BEGIN Exercise data
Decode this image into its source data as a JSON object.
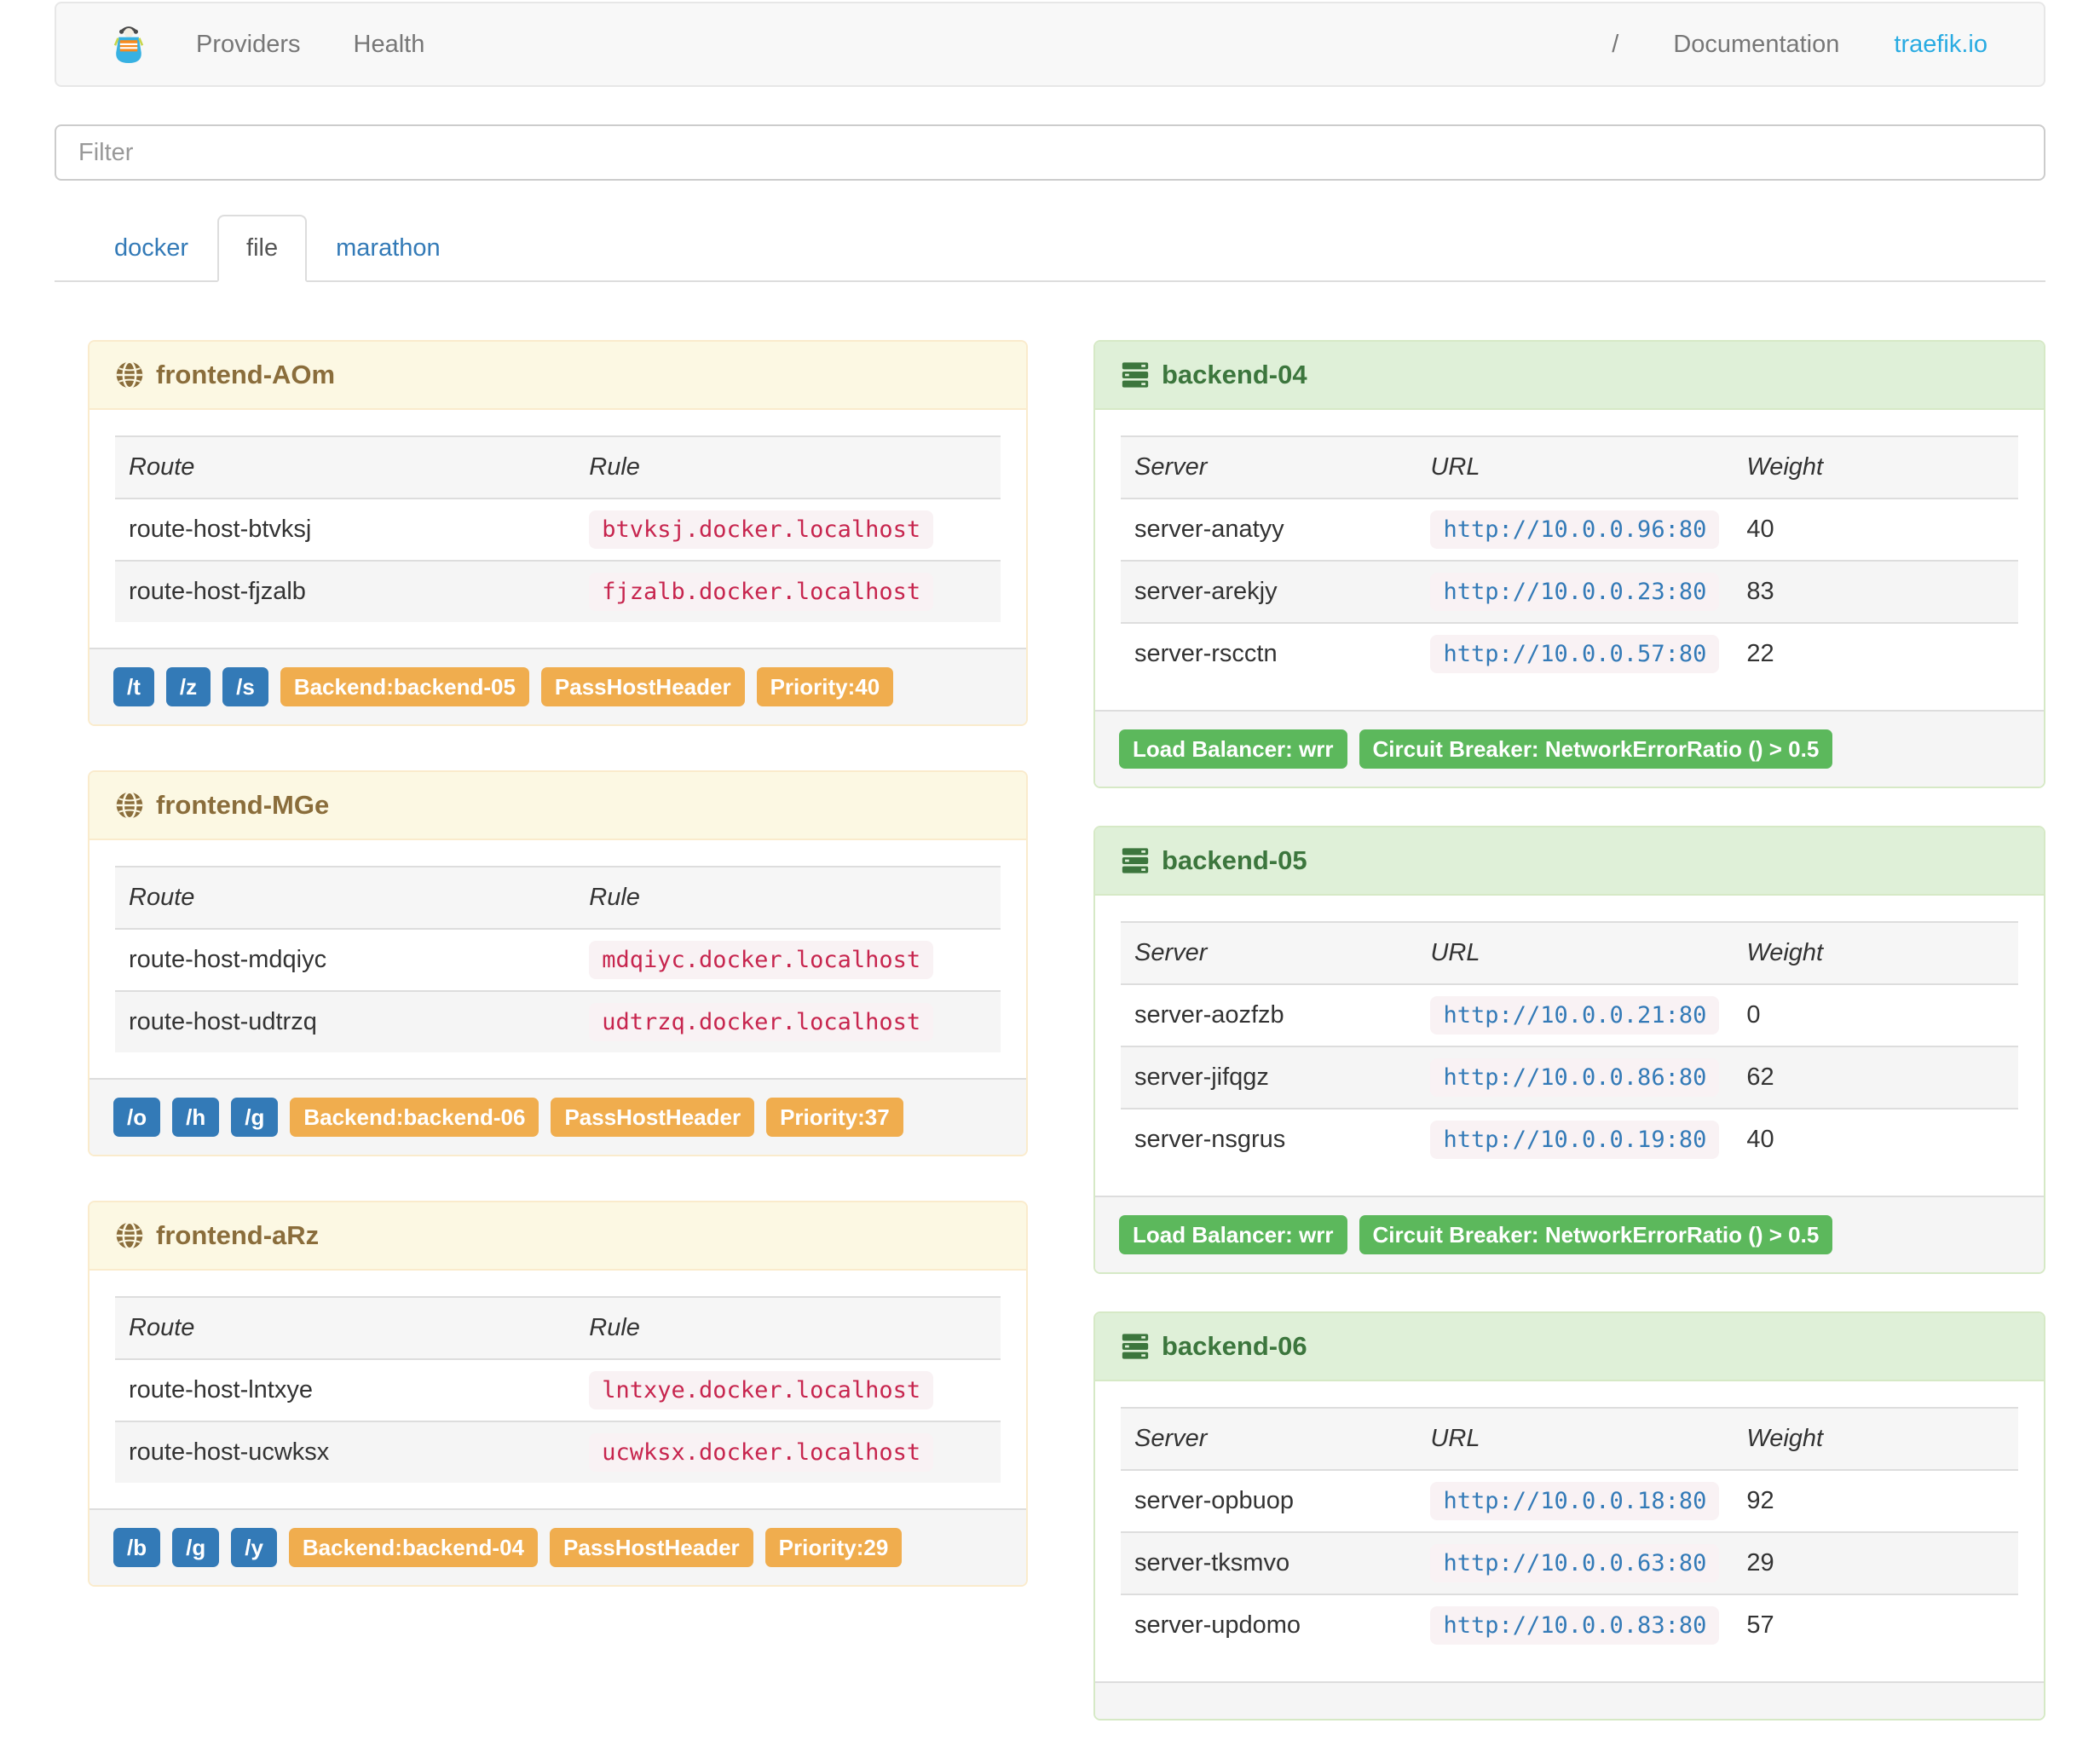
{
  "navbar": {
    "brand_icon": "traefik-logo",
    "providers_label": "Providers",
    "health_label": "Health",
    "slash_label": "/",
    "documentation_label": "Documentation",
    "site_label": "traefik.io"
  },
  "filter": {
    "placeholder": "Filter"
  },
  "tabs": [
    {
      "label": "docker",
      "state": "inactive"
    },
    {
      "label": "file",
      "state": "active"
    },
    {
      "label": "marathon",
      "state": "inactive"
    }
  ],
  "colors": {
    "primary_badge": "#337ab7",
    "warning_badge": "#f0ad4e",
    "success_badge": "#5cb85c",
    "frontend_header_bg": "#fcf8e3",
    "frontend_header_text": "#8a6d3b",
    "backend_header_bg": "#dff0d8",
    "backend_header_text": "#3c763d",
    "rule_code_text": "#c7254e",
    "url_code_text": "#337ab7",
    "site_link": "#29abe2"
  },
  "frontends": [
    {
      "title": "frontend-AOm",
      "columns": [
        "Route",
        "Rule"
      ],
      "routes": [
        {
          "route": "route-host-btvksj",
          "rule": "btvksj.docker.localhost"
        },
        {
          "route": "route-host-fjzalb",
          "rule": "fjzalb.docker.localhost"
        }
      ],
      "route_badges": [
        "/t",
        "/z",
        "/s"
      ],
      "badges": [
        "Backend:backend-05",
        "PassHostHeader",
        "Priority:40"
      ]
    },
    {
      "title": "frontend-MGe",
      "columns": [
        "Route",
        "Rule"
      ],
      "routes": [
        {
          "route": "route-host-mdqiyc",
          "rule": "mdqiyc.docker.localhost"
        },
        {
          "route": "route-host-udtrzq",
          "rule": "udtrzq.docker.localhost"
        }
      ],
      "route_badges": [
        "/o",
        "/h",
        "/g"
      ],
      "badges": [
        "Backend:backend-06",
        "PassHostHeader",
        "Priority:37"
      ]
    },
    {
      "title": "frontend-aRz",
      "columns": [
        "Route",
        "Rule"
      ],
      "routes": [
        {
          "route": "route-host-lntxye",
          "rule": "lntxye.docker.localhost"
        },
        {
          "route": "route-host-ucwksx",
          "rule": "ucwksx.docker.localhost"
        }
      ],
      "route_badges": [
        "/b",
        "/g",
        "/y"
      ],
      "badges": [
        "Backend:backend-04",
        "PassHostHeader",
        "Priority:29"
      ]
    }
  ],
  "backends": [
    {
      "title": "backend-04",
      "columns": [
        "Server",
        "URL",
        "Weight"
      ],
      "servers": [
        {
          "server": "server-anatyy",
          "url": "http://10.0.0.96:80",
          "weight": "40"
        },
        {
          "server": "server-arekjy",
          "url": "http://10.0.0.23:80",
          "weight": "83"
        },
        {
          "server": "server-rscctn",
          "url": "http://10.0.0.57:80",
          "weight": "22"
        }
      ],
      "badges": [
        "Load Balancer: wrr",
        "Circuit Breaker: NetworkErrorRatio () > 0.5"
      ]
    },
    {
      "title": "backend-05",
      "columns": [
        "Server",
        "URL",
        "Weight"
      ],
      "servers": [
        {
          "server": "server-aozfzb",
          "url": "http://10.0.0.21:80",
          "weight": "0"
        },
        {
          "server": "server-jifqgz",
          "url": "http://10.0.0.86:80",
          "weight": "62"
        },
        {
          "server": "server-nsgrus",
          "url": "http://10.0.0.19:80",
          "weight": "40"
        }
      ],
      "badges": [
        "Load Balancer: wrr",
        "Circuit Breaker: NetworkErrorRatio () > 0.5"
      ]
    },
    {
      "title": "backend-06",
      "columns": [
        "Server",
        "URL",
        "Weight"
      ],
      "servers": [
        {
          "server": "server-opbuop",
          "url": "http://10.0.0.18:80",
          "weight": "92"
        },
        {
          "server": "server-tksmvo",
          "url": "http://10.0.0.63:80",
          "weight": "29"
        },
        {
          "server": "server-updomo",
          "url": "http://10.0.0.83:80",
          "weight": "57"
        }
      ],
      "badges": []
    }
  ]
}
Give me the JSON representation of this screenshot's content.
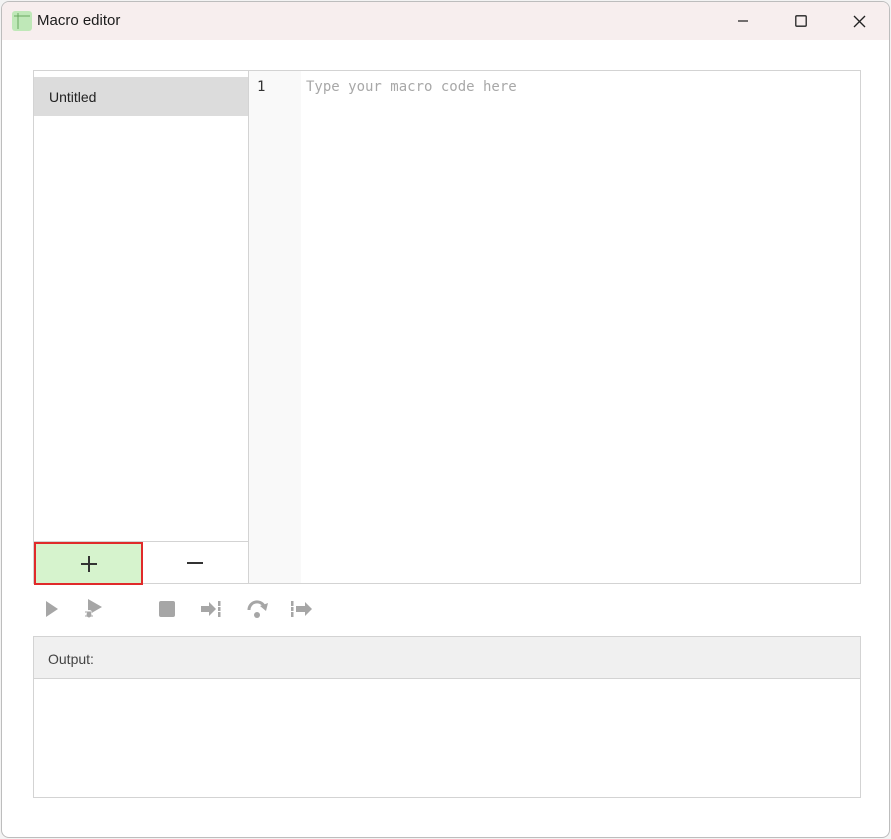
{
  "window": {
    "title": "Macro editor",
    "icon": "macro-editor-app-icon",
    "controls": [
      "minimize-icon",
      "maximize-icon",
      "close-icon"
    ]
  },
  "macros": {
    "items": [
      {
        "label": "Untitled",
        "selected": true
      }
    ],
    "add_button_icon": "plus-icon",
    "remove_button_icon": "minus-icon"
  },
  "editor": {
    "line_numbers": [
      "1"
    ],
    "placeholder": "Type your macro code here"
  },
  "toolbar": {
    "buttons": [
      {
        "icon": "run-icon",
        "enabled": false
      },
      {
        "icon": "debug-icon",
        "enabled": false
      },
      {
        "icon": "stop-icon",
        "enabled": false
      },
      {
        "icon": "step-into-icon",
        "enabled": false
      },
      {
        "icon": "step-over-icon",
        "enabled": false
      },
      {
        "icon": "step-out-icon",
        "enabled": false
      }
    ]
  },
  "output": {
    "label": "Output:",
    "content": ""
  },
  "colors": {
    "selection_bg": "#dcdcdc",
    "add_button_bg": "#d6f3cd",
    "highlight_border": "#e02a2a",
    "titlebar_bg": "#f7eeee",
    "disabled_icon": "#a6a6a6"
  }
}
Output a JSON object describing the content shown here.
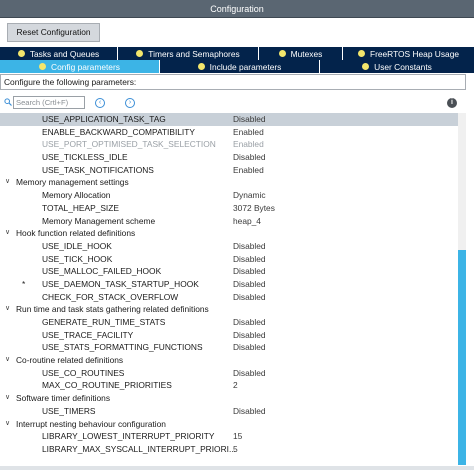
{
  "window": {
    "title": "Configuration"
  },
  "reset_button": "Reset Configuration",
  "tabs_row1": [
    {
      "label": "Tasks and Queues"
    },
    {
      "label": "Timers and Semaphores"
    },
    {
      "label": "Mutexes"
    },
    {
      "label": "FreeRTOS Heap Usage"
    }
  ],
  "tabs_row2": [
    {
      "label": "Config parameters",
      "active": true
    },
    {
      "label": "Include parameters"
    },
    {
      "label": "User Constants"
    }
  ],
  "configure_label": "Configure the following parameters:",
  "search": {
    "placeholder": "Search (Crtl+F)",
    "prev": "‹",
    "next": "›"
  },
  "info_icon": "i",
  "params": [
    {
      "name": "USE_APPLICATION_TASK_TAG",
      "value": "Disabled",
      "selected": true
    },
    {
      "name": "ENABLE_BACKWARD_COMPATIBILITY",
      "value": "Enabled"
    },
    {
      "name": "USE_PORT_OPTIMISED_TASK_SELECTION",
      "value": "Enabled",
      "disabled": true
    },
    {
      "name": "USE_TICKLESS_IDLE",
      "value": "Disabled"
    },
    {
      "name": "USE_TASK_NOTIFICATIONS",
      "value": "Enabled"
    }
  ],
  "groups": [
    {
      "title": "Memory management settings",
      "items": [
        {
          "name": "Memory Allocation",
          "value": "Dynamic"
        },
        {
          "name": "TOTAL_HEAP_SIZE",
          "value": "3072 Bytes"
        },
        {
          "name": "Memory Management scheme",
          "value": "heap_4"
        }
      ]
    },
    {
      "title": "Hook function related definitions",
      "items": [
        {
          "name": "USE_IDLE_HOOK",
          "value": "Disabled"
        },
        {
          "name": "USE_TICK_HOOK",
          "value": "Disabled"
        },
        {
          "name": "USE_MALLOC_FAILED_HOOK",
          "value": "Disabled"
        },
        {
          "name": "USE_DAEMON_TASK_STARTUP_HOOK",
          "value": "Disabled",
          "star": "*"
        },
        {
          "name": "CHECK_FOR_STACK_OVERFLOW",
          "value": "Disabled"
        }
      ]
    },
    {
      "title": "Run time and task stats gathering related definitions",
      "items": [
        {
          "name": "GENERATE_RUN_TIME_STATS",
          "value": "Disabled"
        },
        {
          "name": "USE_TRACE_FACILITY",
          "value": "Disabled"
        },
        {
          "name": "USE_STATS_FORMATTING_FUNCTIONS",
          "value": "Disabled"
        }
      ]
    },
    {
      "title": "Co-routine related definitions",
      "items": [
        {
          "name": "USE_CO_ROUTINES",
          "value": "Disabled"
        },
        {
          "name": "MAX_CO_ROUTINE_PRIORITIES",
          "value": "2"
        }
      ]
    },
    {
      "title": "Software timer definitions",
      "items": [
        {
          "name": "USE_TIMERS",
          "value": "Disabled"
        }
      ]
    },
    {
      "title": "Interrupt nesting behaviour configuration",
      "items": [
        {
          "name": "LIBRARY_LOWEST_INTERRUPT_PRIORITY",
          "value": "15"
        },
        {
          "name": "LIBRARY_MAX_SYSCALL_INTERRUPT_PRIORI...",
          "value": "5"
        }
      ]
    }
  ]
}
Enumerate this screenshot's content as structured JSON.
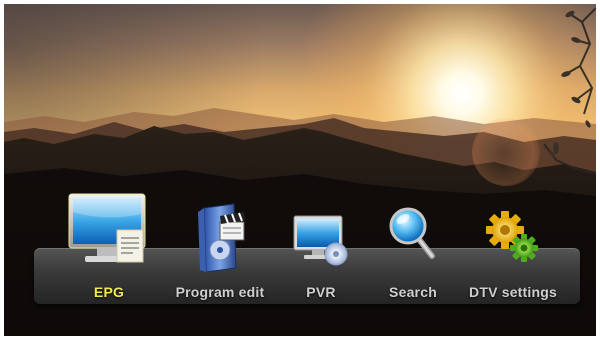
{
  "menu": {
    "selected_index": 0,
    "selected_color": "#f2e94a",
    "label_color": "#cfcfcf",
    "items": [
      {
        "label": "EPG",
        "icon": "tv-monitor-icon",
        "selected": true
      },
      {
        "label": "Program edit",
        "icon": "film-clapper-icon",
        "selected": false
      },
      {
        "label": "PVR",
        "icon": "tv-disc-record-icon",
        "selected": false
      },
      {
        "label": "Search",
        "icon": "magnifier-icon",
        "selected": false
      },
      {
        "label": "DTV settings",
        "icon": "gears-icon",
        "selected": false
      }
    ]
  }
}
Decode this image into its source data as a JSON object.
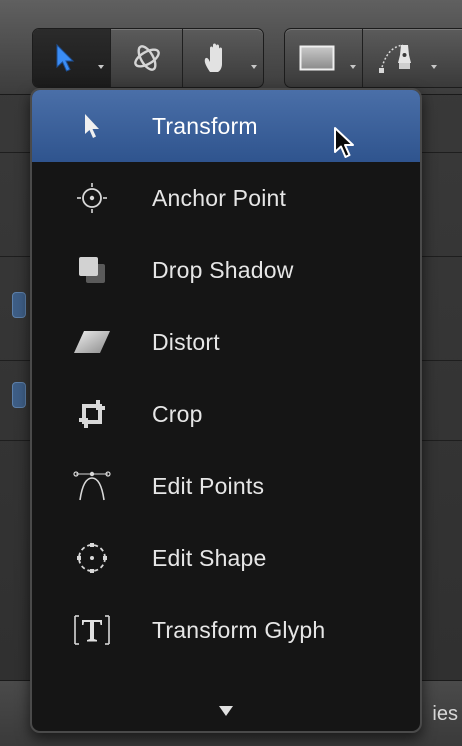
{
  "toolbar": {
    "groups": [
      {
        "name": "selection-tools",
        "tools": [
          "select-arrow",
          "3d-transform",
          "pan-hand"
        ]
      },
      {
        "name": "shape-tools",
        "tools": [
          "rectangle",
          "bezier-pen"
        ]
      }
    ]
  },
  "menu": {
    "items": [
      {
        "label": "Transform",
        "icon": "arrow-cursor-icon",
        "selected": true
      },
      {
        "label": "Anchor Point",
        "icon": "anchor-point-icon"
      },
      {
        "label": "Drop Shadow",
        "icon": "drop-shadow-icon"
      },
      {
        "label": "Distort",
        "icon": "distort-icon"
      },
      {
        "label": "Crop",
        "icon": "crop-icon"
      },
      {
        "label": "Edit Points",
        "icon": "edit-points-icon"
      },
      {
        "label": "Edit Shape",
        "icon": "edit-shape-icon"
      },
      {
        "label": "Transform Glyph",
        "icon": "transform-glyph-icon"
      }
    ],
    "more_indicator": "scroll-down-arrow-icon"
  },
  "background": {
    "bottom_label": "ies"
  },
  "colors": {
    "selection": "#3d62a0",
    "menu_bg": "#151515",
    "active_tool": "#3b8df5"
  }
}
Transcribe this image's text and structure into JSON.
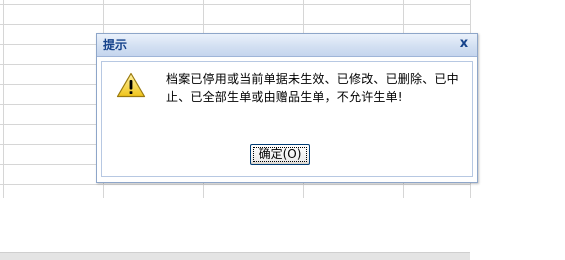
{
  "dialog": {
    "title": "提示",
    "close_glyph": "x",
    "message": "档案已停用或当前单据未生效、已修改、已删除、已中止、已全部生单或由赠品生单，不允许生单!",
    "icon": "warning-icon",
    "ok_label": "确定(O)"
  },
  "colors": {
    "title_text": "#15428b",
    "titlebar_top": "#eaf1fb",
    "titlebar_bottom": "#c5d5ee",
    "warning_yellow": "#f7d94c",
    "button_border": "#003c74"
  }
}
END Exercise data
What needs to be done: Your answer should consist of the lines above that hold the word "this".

Exercise solution:
Decode this image into its source data as a JSON object.
Give me the JSON representation of this screenshot's content.
Enumerate this screenshot's content as structured JSON.
Decode this image into its source data as a JSON object.
Transcribe this image's text and structure into JSON.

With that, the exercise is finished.